Page: 7720


Dr MIKE KELLY (Eden-MonaroParliamentary Secretary for Agriculture, Fisheries and Forestry) (10:31): I move:

That this bill be now read a second time.

The Horse Disease Response Levy Bill 2011 and its two companion bills will provide a mechanism for the horse industry to meet its obligations under the Emergency Animal Disease Response Agreement, and respond to future emergency disease outbreaks affecting the industry.

Governments and industry beneficiaries have a shared interest in ensuring that an emergency animal disease is brought under control as quickly as possible.

The Emergency Animal Disease Response Agreement is a world-first cost-sharing arrangement that enables Australia to resp­ond quickly and efficiently to emergency animal disease outbreaks.

It sets out the roles, responsibilities and cost-sharing arrangements for its signatories.
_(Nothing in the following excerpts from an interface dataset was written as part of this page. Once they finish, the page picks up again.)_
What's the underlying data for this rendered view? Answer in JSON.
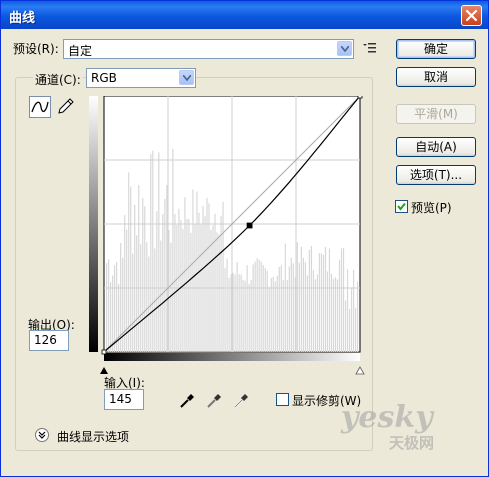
{
  "window": {
    "title": "曲线"
  },
  "preset": {
    "label": "预设(R):",
    "value": "自定"
  },
  "channel": {
    "label": "通道(C):",
    "value": "RGB"
  },
  "buttons": {
    "ok": "确定",
    "cancel": "取消",
    "smooth": "平滑(M)",
    "auto": "自动(A)",
    "options": "选项(T)..."
  },
  "preview": {
    "label": "预览(P)",
    "checked": true
  },
  "output": {
    "label": "输出(O):",
    "value": "126"
  },
  "input": {
    "label": "输入(I):",
    "value": "145"
  },
  "show_clipping": {
    "label": "显示修剪(W)",
    "checked": false
  },
  "curve_options": {
    "label": "曲线显示选项"
  },
  "icons": {
    "close": "close-icon",
    "preset_menu": "preset-menu-icon",
    "curve_tool": "curve-point-tool-icon",
    "pencil_tool": "pencil-tool-icon",
    "eyedroppers": [
      "black-eyedropper-icon",
      "gray-eyedropper-icon",
      "white-eyedropper-icon"
    ],
    "expand": "expand-chevron-icon"
  },
  "curve": {
    "points": [
      [
        0,
        0
      ],
      [
        145,
        126
      ],
      [
        255,
        255
      ]
    ]
  },
  "watermark": {
    "brand": "yesky",
    "sub": "天极网"
  },
  "colors": {
    "title_bar": "#0a5fe0",
    "curve": "#000000",
    "grid": "#cfcfcf",
    "histogram": "#d8d8d8"
  }
}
Current signatories to the agreement are the Commonwealth, all state and territory governments, Animal Health Australia and 11 livestock industries.
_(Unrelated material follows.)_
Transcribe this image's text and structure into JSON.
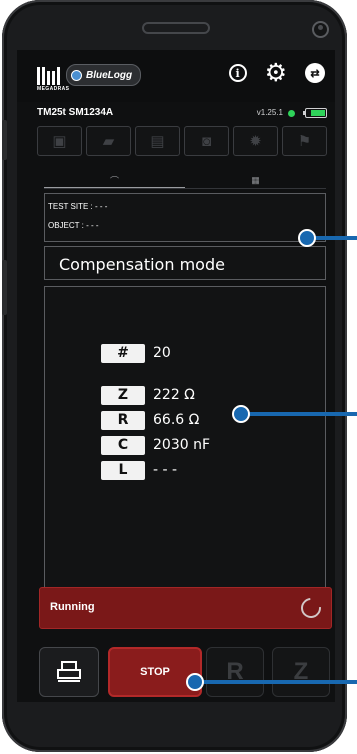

Being able to respond quickly minimises the potential impact of an emergency animal disease outbreak on Australia's agricultural production, valuable exports, the environ­ment and public health.

Livestock industries also receive consid­erable benefits from a response to an emergency disease in terms of trade and market access, and through minimisation of livestock and production cost losses.

If an emergency animal disease outbreak occurs and it is agreed that a national response is required, the Commonwealth will initially meet a signatory industry's cost-sharing obligations on the basis that the industry will repay the Commonwealth within a reasonable time period.

Most livestock industries have statutory levies in place to enable them to fund their share of costs of national emergency respon­ses. An emergency animal disease response levy is usually set to zero and only activated when an emergency animal disease incident occurs.

Some industries have chosen to set a positive operative levy to provide the industry with a fund to respond quickly on its cost-sharing requirements, or to invest funds to increase their biosecurity.

The Australian Horse Industry Council, Equestrian Australia, Harness Racing Australia and the Australian Racing Board signed the agreement on behalf of the horse industry in March 2011.

To enable it to meet its obligations under the agreement, the horse industry submitted a levy proposal to the Commonwealth. The proposal requested that zero rated levies be imposed on manufactured horse feed and worm treatments for horses on the horse industry.

In developing the proposal, the horse industry undertook extensive consultation, and a range of levy options were discussed at the national, state and local levels of the horse-owning community. The horse indus­try decided that the simultaneous application of levies on worm treatments and manufactured horse feed would provide the most equitable coverage of the horse industry.

This bill and its companion bills provide the framework for these levies to be imposed, and are an important step in enabling the horse industry to manage future emergency animal disease outbreaks.

I commend the bill to the House.

Debate adjourned.